WORK ITEM:
Which lines of the data below include the string "time"? Return each of them.

RECORD EXTRACTS:
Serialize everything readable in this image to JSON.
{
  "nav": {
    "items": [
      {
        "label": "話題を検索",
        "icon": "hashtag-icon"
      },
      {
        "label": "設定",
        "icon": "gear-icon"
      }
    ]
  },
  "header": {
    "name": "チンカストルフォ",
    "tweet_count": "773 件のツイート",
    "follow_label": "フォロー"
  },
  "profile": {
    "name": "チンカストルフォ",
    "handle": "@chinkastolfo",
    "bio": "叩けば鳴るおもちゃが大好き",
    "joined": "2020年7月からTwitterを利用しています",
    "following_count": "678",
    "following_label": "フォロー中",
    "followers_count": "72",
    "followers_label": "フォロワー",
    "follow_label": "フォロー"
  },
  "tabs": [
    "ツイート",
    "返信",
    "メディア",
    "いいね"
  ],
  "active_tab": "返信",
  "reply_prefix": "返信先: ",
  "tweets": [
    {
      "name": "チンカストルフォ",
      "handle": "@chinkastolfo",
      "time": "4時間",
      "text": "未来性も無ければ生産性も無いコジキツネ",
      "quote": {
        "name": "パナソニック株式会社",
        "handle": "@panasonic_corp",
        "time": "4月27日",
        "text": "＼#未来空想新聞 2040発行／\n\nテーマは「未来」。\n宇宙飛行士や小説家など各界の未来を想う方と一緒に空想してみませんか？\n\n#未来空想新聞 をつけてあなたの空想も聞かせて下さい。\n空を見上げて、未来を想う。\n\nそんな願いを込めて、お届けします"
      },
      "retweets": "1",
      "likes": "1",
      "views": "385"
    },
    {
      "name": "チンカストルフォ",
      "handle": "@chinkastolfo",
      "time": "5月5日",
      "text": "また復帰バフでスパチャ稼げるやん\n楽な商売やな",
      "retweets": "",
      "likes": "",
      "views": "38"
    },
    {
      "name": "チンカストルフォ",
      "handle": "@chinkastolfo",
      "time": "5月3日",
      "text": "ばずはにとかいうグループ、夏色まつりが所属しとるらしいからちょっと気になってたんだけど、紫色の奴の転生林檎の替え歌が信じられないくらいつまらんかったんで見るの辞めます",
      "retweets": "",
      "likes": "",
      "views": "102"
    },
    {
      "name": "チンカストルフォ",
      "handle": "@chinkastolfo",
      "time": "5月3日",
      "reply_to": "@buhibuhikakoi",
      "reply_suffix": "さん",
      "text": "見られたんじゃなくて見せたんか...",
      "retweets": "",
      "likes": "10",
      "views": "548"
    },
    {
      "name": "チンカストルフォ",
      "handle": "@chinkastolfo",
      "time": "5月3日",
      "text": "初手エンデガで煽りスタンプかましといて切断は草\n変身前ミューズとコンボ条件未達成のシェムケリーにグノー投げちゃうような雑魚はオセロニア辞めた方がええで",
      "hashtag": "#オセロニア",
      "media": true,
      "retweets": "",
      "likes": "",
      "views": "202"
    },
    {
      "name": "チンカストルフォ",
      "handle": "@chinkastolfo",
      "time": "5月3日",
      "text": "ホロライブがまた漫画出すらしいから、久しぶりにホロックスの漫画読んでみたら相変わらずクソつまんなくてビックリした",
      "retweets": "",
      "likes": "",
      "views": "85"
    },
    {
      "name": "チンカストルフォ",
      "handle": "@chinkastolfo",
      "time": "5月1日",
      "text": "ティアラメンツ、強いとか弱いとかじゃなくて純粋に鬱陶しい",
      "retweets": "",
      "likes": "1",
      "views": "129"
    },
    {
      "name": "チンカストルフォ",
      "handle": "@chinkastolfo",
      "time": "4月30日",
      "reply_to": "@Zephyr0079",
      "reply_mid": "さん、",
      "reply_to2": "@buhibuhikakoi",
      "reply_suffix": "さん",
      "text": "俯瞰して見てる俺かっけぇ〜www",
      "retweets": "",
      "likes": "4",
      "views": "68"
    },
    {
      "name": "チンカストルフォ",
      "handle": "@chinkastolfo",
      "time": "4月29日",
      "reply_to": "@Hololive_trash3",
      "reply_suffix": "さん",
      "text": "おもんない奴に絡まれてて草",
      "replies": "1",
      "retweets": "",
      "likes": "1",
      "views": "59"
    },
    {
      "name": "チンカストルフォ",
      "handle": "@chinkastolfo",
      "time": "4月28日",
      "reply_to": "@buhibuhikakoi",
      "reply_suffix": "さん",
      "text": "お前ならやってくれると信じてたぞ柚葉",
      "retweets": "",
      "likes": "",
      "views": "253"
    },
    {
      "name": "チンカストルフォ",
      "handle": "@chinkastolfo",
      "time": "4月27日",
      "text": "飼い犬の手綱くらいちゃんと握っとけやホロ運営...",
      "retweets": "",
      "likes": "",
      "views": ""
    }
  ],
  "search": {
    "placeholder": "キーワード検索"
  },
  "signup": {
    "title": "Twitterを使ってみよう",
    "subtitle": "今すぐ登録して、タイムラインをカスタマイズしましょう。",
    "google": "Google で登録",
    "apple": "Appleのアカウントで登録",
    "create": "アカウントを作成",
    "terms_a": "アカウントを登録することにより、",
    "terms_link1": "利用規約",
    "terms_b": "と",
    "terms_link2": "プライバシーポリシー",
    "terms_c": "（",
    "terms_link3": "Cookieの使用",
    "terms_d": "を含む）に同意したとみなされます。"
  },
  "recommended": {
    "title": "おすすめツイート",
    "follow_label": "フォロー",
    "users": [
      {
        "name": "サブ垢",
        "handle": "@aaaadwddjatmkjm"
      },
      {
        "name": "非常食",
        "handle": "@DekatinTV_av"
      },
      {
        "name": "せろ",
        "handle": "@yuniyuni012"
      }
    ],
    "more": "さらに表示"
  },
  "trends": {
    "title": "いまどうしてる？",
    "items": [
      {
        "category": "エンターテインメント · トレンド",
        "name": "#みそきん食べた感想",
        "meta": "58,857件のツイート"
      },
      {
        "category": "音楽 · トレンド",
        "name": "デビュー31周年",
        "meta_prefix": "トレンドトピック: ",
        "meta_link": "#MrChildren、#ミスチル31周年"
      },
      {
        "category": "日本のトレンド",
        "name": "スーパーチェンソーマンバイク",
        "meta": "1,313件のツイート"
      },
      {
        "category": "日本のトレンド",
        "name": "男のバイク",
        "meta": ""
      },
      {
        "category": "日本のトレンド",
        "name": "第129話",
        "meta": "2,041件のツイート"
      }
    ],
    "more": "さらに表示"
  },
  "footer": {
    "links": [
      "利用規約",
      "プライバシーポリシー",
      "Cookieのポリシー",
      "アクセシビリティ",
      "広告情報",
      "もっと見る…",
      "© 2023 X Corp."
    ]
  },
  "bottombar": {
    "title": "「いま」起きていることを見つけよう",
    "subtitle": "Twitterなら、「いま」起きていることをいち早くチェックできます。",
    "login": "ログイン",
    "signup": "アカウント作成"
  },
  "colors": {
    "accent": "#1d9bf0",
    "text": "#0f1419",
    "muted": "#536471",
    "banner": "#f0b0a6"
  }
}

TASK RESPONSE:
      "time": "4時間",
        "time": "4月27日",
      "time": "5月5日",
      "time": "5月3日",
      "time": "5月3日",
      "time": "5月3日",
      "time": "5月3日",
      "time": "5月1日",
      "time": "4月30日",
      "time": "4月29日",
      "time": "4月28日",
      "time": "4月27日",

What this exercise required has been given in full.